Search the records for "content". Copy every line where it appears.

Records contained in a dataset
════════════════

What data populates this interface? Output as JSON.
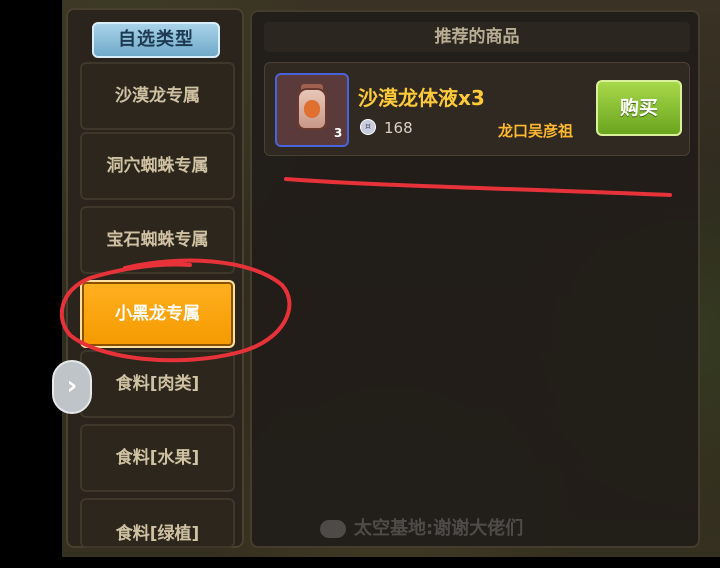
{
  "sidebar": {
    "header": "自选类型",
    "categories": [
      {
        "label": "沙漠龙专属",
        "active": false
      },
      {
        "label": "洞穴蜘蛛专属",
        "active": false
      },
      {
        "label": "宝石蜘蛛专属",
        "active": false
      },
      {
        "label": "小黑龙专属",
        "active": true
      },
      {
        "label": "食料[肉类]",
        "active": false
      },
      {
        "label": "食料[水果]",
        "active": false
      },
      {
        "label": "食料[绿植]",
        "active": false
      }
    ]
  },
  "main": {
    "header": "推荐的商品",
    "product": {
      "name": "沙漠龙体液x3",
      "quantity_badge": "3",
      "price": "168",
      "seller": "龙口吴彦祖",
      "buy_label": "购买"
    }
  },
  "watermark": "太空基地:谢谢大佬们",
  "annotation_color": "#e8323a",
  "colors": {
    "active_category": "#f59a00",
    "buy_button": "#8cc63a",
    "product_name": "#ffca3a"
  }
}
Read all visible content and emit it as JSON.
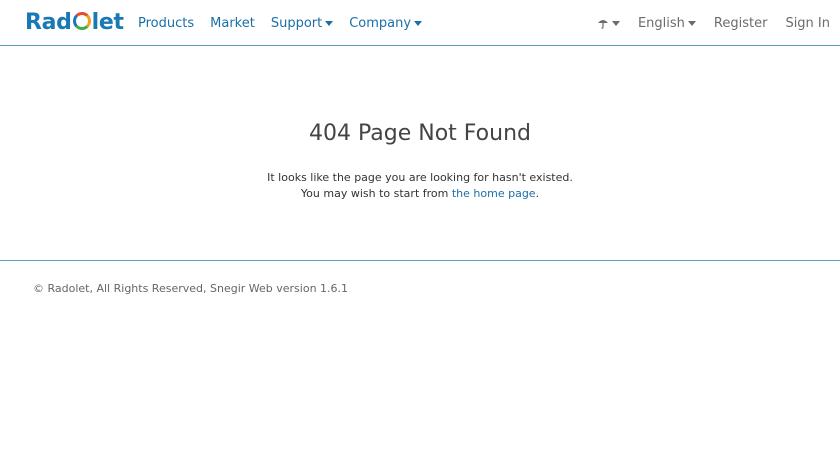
{
  "brand": {
    "name_pre": "Rad",
    "name_post": "let",
    "color": "#1a78b5"
  },
  "nav": {
    "products": "Products",
    "market": "Market",
    "support": "Support",
    "company": "Company"
  },
  "nav_right": {
    "theme_icon": "umbrella-icon",
    "language": "English",
    "register": "Register",
    "sign_in": "Sign In"
  },
  "content": {
    "title": "404 Page Not Found",
    "line1": "It looks like the page you are looking for hasn't existed.",
    "line2_pre": "You may wish to start from ",
    "line2_link": "the home page",
    "line2_post": "."
  },
  "footer": {
    "text": "© Radolet, All Rights Reserved, Snegir Web version 1.6.1"
  },
  "colors": {
    "link": "#1a6fa8",
    "divider": "#5c9ebd",
    "muted": "#6c6c6c"
  }
}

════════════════

■ **Solution for this task**:
Read all visible content and emit it as JSON.
  "content": {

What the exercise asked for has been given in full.